As it happens, I have also been reading another very interesting book on the subject of comparative religion, namely God is Not One by Stephen Prothero, in which the author does a comparative analysis of the eight major world religions, emphasizing their differences. He suggests how unlikely and even dangerous it is to assume that it is at all possible to envision a world in which all the world’s major religions could be unified into some sort of harmonious whole or molded into a global world religion. He strikes many interesting chords, and I am inclined to agree with his point of view in many respects. 

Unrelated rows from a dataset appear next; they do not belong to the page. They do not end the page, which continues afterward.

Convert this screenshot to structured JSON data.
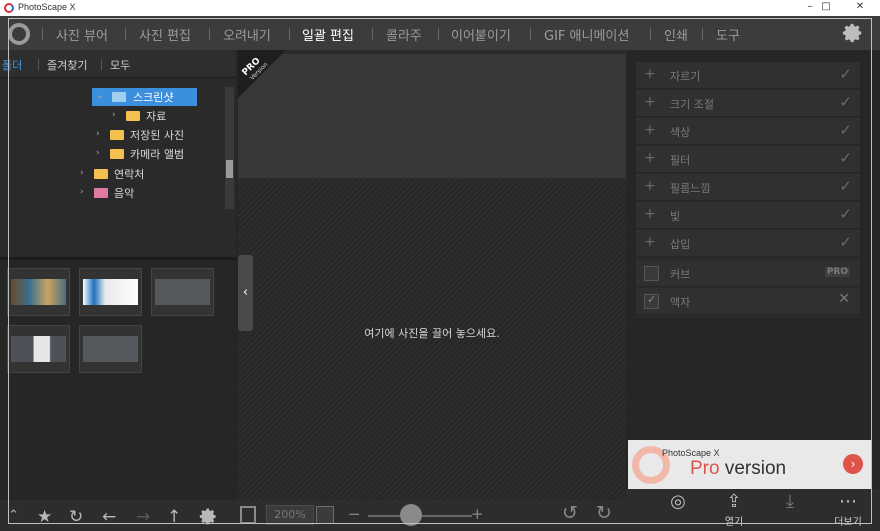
{
  "window": {
    "title": "PhotoScape X",
    "minimize": "–",
    "maximize": "□",
    "close": "✕"
  },
  "menu": {
    "items": [
      {
        "label": "사진 뷰어"
      },
      {
        "label": "사진 편집"
      },
      {
        "label": "오려내기"
      },
      {
        "label": "일괄 편집",
        "active": true
      },
      {
        "label": "콜라주"
      },
      {
        "label": "이어붙이기"
      },
      {
        "label": "GIF 애니메이션"
      },
      {
        "label": "인쇄"
      },
      {
        "label": "도구"
      }
    ]
  },
  "left_panel": {
    "tabs": [
      "폴더",
      "즐겨찾기",
      "모두"
    ],
    "tree": [
      {
        "label": "스크린샷",
        "selected": true
      },
      {
        "label": "자료"
      },
      {
        "label": "저장된 사진"
      },
      {
        "label": "카메라 앨범"
      },
      {
        "label": "연락처"
      },
      {
        "label": "음악"
      }
    ]
  },
  "center": {
    "pro_badge": "PRO",
    "pro_badge_sub": "Version",
    "drop_message": "여기에 사진을 끌어 놓으세요.",
    "zoom": "200%"
  },
  "right_panel": {
    "tools": [
      {
        "label": "자르기"
      },
      {
        "label": "크기 조절"
      },
      {
        "label": "색상"
      },
      {
        "label": "필터"
      },
      {
        "label": "필름느낌"
      },
      {
        "label": "빛"
      },
      {
        "label": "삽입"
      }
    ],
    "options": [
      {
        "label": "커브",
        "badge": "PRO"
      },
      {
        "label": "액자",
        "badge": "✕"
      }
    ]
  },
  "ad": {
    "brand": "PhotoScape X",
    "pro": "Pro",
    "version": " version"
  },
  "bottom_right": {
    "buttons": [
      {
        "icon": "target-icon",
        "label": ""
      },
      {
        "icon": "share-icon",
        "label": "열기"
      },
      {
        "icon": "download-icon",
        "label": ""
      },
      {
        "icon": "more-icon",
        "label": "더보기"
      }
    ]
  },
  "colors": {
    "accent": "#3b8fdd",
    "background": "#262626",
    "pro_red": "#e0534b"
  }
}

However, I think he neglects to address what I believe to be some basic truths—namely, that, in the end, all religions, however diverse they may be, are essentially the product of the human psyche, which is fundamentally similar. So at the core of all religions are some very fundamental, universal truths and these truths, I think, could be a foundation to establish some sort of common ground between religious systems—not so much in an attempt to promote a “global world religion” as to promote understanding, peace and fellowship among human beings of all creeds, backgrounds or ethnic origins. As a Christian myself, I interpret Christ’s message to be this very theme—after all, wasn’t Jesus Christ most critical of doctrinal orthodoxy and dogma to the exclusion of basic humanity and human decency? Would not Christ, if He was with us right now, be sharply critical of so-called religious authoritarians, whatever their credo, who use doctrinal orthodoxy to justify or rationalize a basic lack of decency, humanity and compassion? Correct me if I am wrong, but I think that the whole point of the Christian message is to move away from the head and towards the heart—away from petty doctrinal divisiveness and towards basic humanity and compassion.

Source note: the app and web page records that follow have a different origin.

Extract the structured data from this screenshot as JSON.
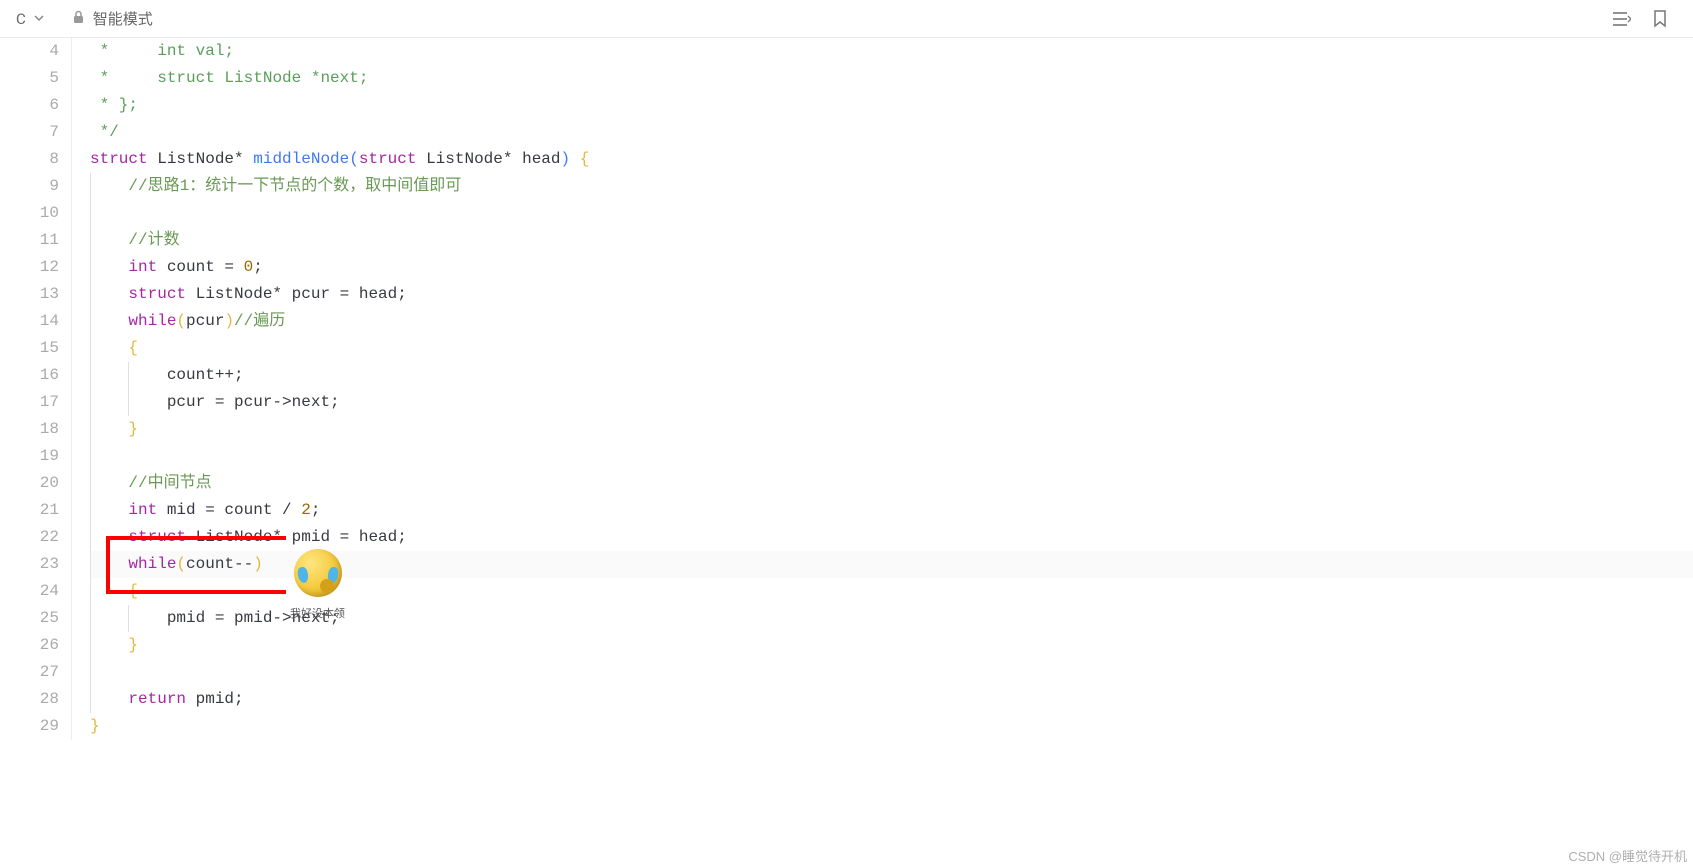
{
  "topbar": {
    "language": "C",
    "mode": "智能模式"
  },
  "gutter": {
    "start": 4,
    "end": 29
  },
  "code": {
    "l4": {
      "t1": " *     ",
      "t2": "int",
      "t3": " val;"
    },
    "l5": {
      "t1": " *     ",
      "t2": "struct",
      "t3": " ListNode *next;"
    },
    "l6": {
      "t1": " * };"
    },
    "l7": {
      "t1": " */"
    },
    "l8": {
      "t1": "struct",
      "t2": " ListNode* ",
      "t3": "middleNode",
      "t4": "(",
      "t5": "struct",
      "t6": " ListNode* head",
      "t7": ")",
      "t8": " {"
    },
    "l9": {
      "t1": "    ",
      "t2": "//思路1：统计一下节点的个数，取中间值即可"
    },
    "l10": {
      "t1": ""
    },
    "l11": {
      "t1": "    ",
      "t2": "//计数"
    },
    "l12": {
      "t1": "    ",
      "t2": "int",
      "t3": " count = ",
      "t4": "0",
      "t5": ";"
    },
    "l13": {
      "t1": "    ",
      "t2": "struct",
      "t3": " ListNode* pcur = head;"
    },
    "l14": {
      "t1": "    ",
      "t2": "while",
      "t3": "(",
      "t4": "pcur",
      "t5": ")",
      "t6": "//遍历"
    },
    "l15": {
      "t1": "    {"
    },
    "l16": {
      "t1": "        count++;"
    },
    "l17": {
      "t1": "        pcur = pcur->next;"
    },
    "l18": {
      "t1": "    }"
    },
    "l19": {
      "t1": ""
    },
    "l20": {
      "t1": "    ",
      "t2": "//中间节点"
    },
    "l21": {
      "t1": "    ",
      "t2": "int",
      "t3": " mid = count / ",
      "t4": "2",
      "t5": ";"
    },
    "l22": {
      "t1": "    ",
      "t2": "struct",
      "t3": " ListNode* pmid = head;"
    },
    "l23": {
      "t1": "    ",
      "t2": "while",
      "t3": "(",
      "t4": "count--",
      "t5": ")"
    },
    "l24": {
      "t1": "    {"
    },
    "l25": {
      "t1": "        pmid = pmid->next;"
    },
    "l26": {
      "t1": "    }"
    },
    "l27": {
      "t1": ""
    },
    "l28": {
      "t1": "    ",
      "t2": "return",
      "t3": " pmid;"
    },
    "l29": {
      "t1": "}"
    }
  },
  "overlay": {
    "emoji_caption": "我好没本领"
  },
  "watermark": "CSDN @睡觉待开机"
}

Interestingly, another project I am currently working on, quite independent from anything to do with Horizon Cybermedia, is a novel based on a screenplay I had written a couple of years ago. This novel is more about science than religion—it tackles the other great subject of our age. It brings to my mind how fundamental this dichotomy between science and religion is—the more so in this 21st century, when science and technology continue to advance at an ever increasing pace. For some reason, nevertheless, religion is proving to be no less relevant even in this era of supposed enlightenment—an enlightenment to be inspired, in part, at least, by scientific and technological advancement. So where will it all lead us? What does the future hold? The end of religion, in a world where scientific knowledge reigns supreme and abolishes the superstitions of the past? Or will religion make a dramatic comeback and have the final say? After all, in a world in which “Scientology” is itself a religion, one cannot—one dare not—underestimate the power of religion over the human psyche! Truly religion is a force to be reckoned with, but even so, does it have a place in a progressive, technologically advanced society, and if so, what is it’s role?

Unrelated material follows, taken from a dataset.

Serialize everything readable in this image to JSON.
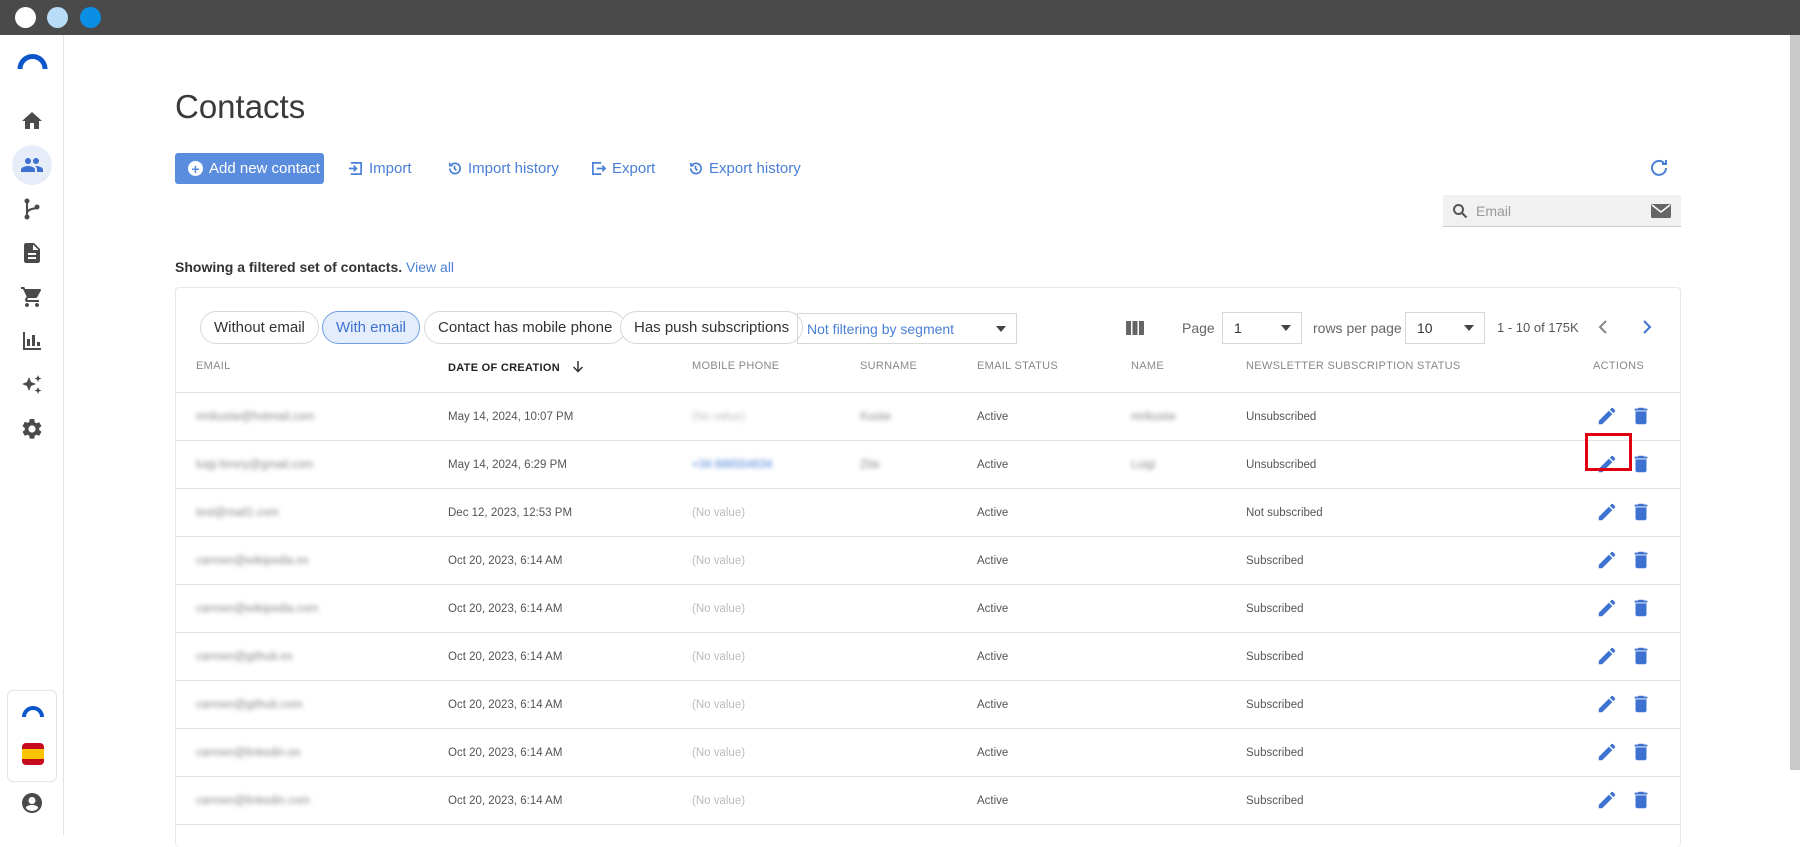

These are some of the questions I hope to address in future blog posts. Consider this one to be a starter—a foretaste or foreshadowing of blog entries to come!

Meanwhile, I welcome your feedback. If you happen to be reading this blog entry or following this blog, I welcome you to reflect on these weighty issues and post a comment or two with your insights. Religion is a sensitive subject and is liable to provoke a passionate response from some quarters, so I urge you to measure your words carefully before posting them. Of course, I will be moderating all comments to ensure that nothing offensive or inflammatory gets posted on my blog so that the spirit of congenial dialog is in no way compromised!

I look forward to hearing from you! Meanwhile, do keep on the lookout for the next film in the Exploration series, coming soon, and, of course, my review of Ashwin Sanghi’s brilliant novel, The Rozabal Line and even, possibly, of Stephen Prothero’s book God is Not One. Meanwhile, do continue to visit http://www.explorationtheseries.com and check out the current and archived videos in the film series Exploration with Uday Gunjikar, which takes you to fascinating sites around the world right from your armchair by the fire at home!

Wishing you the very best,

Uday Gunjikar
Founder and CEO,
Horizon Cybermedia, Inc.